This time, the bullet-nosed beast cruised down the road, sitting on a trailer and bound for restoration. Finally. It was time to renew its creaking metal bones, its shaggy and stained upholstery and its weathered skin, which has lost its famously psychedelic paint job.
Fozzie and Kermit stayed back at the museum, where visitors had seen them while the car was on display.
A restoration crew from Razorfly Studios in Sylva, N.C., ushered the Commander onto a trailer, wrapped it in protective tarps and blankets and headed south for work that could take up to 16 months.
“I grew up with the Muppets,” said Eric Hokanson, a restorer with Razorfly. “I said, ‘Really, we get to work on a Muppet car? Cool!’”
The car had been sitting for several years in a movie studio’s outdoor lot when, in 2004, the Studebaker museum acquired it as a gift from the Studebaker Drivers Club’s Orange Empire Chapter in California.
It has seen only some light cleaning, stabilizing and replaced headlights since it moved to South Bend. It was in admittedly rough shape.
So, two years ago, the museum began a $175,000 crowdsourcing campaign to restore the 1951 Studebaker Commander to its film glory, as The Tribune reported at the time. Once restored, museum officials said, it could be loaned out to other museums and taken to special events like car shows and parades.
Since then, Razorfly owner Mark Zoran said he learned about the campaign and reached out to the museum, making a reasonable offer.
“The museum has secured approximately $60,000 in funding for this project,” Assistant Director Jo McCoy said, “which is enough to move this project forward with Razorfly Studios’ generous partnership. We will continue to seek donations for special components of the restoration and to build an exhibit in the museum that brings the movie magic to life.”
Donations can be made through a webpage that the museum has set up for the project.
Razorfly Studios specializes in restoring and building replicas of vehicles from TV and film, along with props and costumes.
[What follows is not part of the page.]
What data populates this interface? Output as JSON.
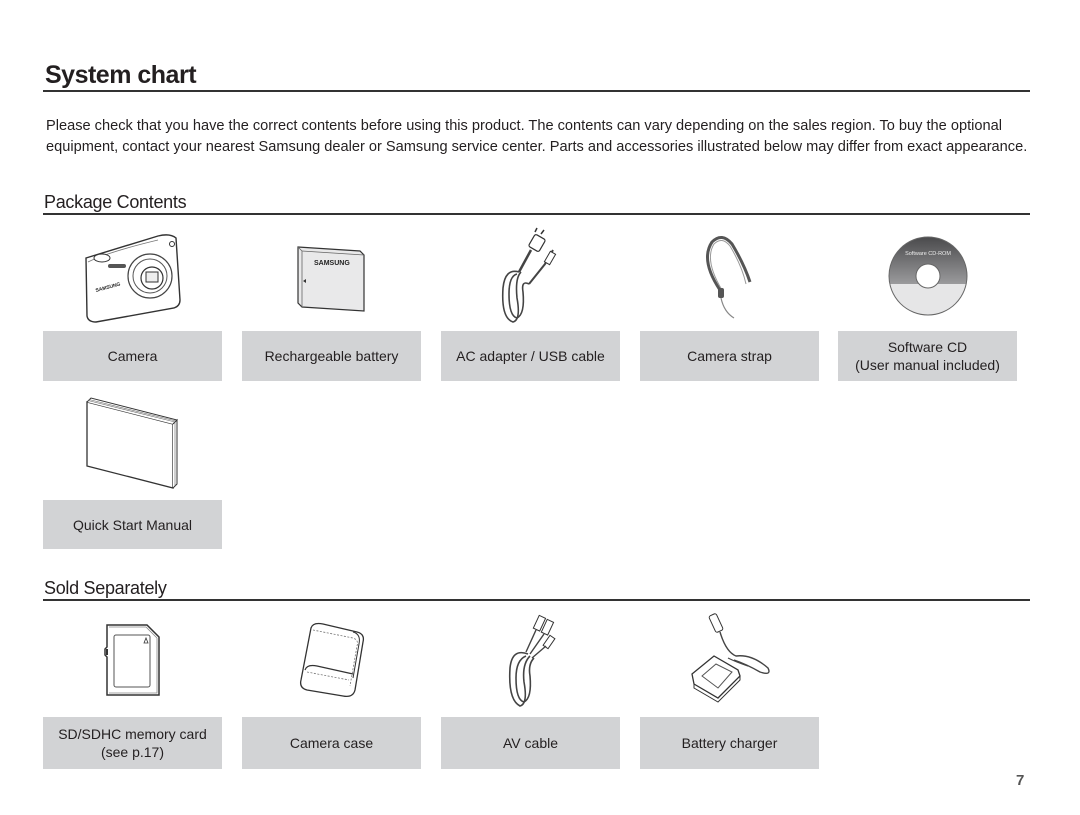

“To be fair, we’ve seen a lot worse,” Zoran said of the car.
It helped that, for the time it sat neglected, it was in California and away from the Midwest’s harsher weather, he noted.
His company has built replicas (that is, copies, not restorations) of the DeLorean time machine from the 1985 film “Back to the Future” with Michael J. Fox and Christopher Lloyd, of the 1974 Dodge Monaco dubbed the Bluesmobile in the 1980 film “The Blues Brothers” and of the AMC Pacer driven in the 1992 film “Wayne’s World.”
Zoran said they are now working on restoring the actual Herkimer Battle Jitney, which was portrayed to be a windowless armored truck in the 1999 superhero comedy (of lackluster fame) “Mystery Men” with many stars, including Ben Stiller.
For the Muppets’ car, restorers will balance two goals. One will be to make it drivable so that it can appear in parades and go to special events.
The other goal will be to show how the car was modified for the movie, especially how it was painted but also how it was reconfigured so that a very small person could drive it from inside of the trunk, hidden from cameras. There’s a steering wheel in the trunk, along with gas and brake pedals.
“I haven’t found any pictures of the dude back there,” Hokanson said.
The driver, sitting close to the exhaust pipe, would see the road ahead on a screen via a camera hidden in the front-end’s bullet nose.
To make it road worthy, the driving controls will switch back to the driver’s seat.
Because the Commander was a common car, Zoran feels confident that he’ll find replacement parts, which will make the mechanical and body restorations “fairly easy.”
“The hardest part is recreating the paint job,” he said.
In the movie, the psychedelic paint job was done by the woolly-headed Muppet rock band Dr. Teeth and the Electric Mayhem. In reality, it was actually painted by one person in the movie studio’s art department, who has since died and who didn’t leave any plans or designs, nor many still photos, Zoran said.
That’s not a slight on the studio, he added. It happens many times in movies. The art department needs to build a prop for a scene, and once that scene is shot, they move on to the next one.
“They don’t know it’s going to be a part of American history,” he said.
Hokanson said they’ve been watching “Muppet Movie” scenes “over and over and over again to get details.”
Not a rough job when you’re heading down memory lane.
But, maybe next year, once Fozzie is settled back behind the driver’s seat, he can again say, as he said in the movie, “Ah, a bear in his natural habitat, a Studebaker.”
∎ To donate to the project: Visit https://studebakermuseum.app.neoncrm.com/forms/restore-the-studebaker-muppet-car.
South Bend Tribune reporter Joseph Dits can be reached at 574-235-6158 or email@example.com.